Input records

<<<<

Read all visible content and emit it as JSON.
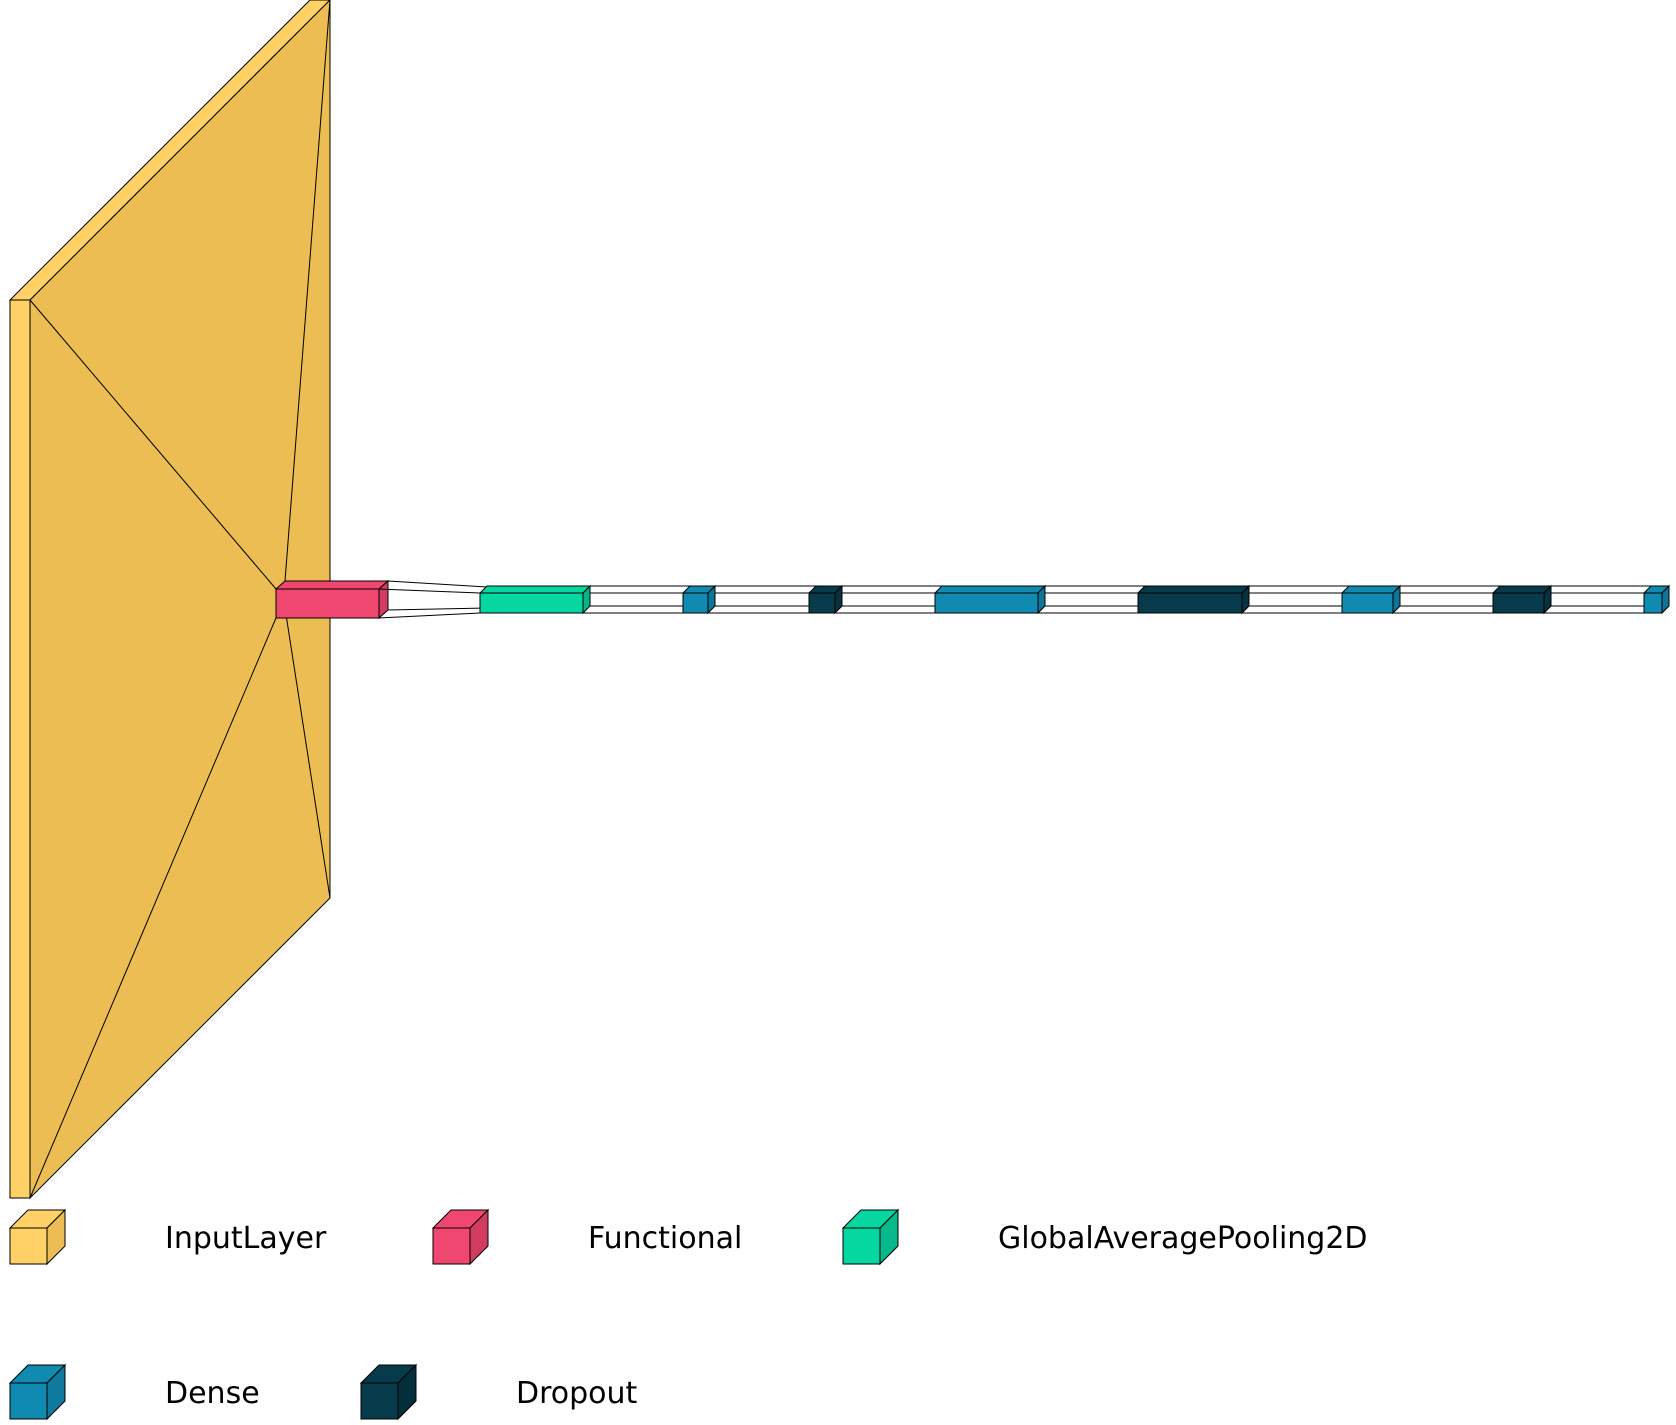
{
  "legend": {
    "items": [
      {
        "label": "InputLayer",
        "color": "#ffd166"
      },
      {
        "label": "Functional",
        "color": "#ef476f"
      },
      {
        "label": "GlobalAveragePooling2D",
        "color": "#06d6a0"
      },
      {
        "label": "Dense",
        "color": "#118ab2"
      },
      {
        "label": "Dropout",
        "color": "#073b4c"
      }
    ]
  },
  "layers": [
    {
      "type": "InputLayer",
      "color": "#ffd166"
    },
    {
      "type": "Functional",
      "color": "#ef476f"
    },
    {
      "type": "GlobalAveragePooling2D",
      "color": "#06d6a0"
    },
    {
      "type": "Dense",
      "color": "#118ab2"
    },
    {
      "type": "Dropout",
      "color": "#073b4c"
    },
    {
      "type": "Dense",
      "color": "#118ab2"
    },
    {
      "type": "Dropout",
      "color": "#073b4c"
    },
    {
      "type": "Dense",
      "color": "#118ab2"
    },
    {
      "type": "Dropout",
      "color": "#073b4c"
    },
    {
      "type": "Dense",
      "color": "#118ab2"
    }
  ]
}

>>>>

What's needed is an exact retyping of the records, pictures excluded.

Response
Read all visible content and emit it as JSON.
{
  "legend": {
    "items": [
      {
        "label": "InputLayer",
        "color": "#ffd166"
      },
      {
        "label": "Functional",
        "color": "#ef476f"
      },
      {
        "label": "GlobalAveragePooling2D",
        "color": "#06d6a0"
      },
      {
        "label": "Dense",
        "color": "#118ab2"
      },
      {
        "label": "Dropout",
        "color": "#073b4c"
      }
    ]
  },
  "layers": [
    {
      "type": "InputLayer",
      "color": "#ffd166"
    },
    {
      "type": "Functional",
      "color": "#ef476f"
    },
    {
      "type": "GlobalAveragePooling2D",
      "color": "#06d6a0"
    },
    {
      "type": "Dense",
      "color": "#118ab2"
    },
    {
      "type": "Dropout",
      "color": "#073b4c"
    },
    {
      "type": "Dense",
      "color": "#118ab2"
    },
    {
      "type": "Dropout",
      "color": "#073b4c"
    },
    {
      "type": "Dense",
      "color": "#118ab2"
    },
    {
      "type": "Dropout",
      "color": "#073b4c"
    },
    {
      "type": "Dense",
      "color": "#118ab2"
    }
  ]
}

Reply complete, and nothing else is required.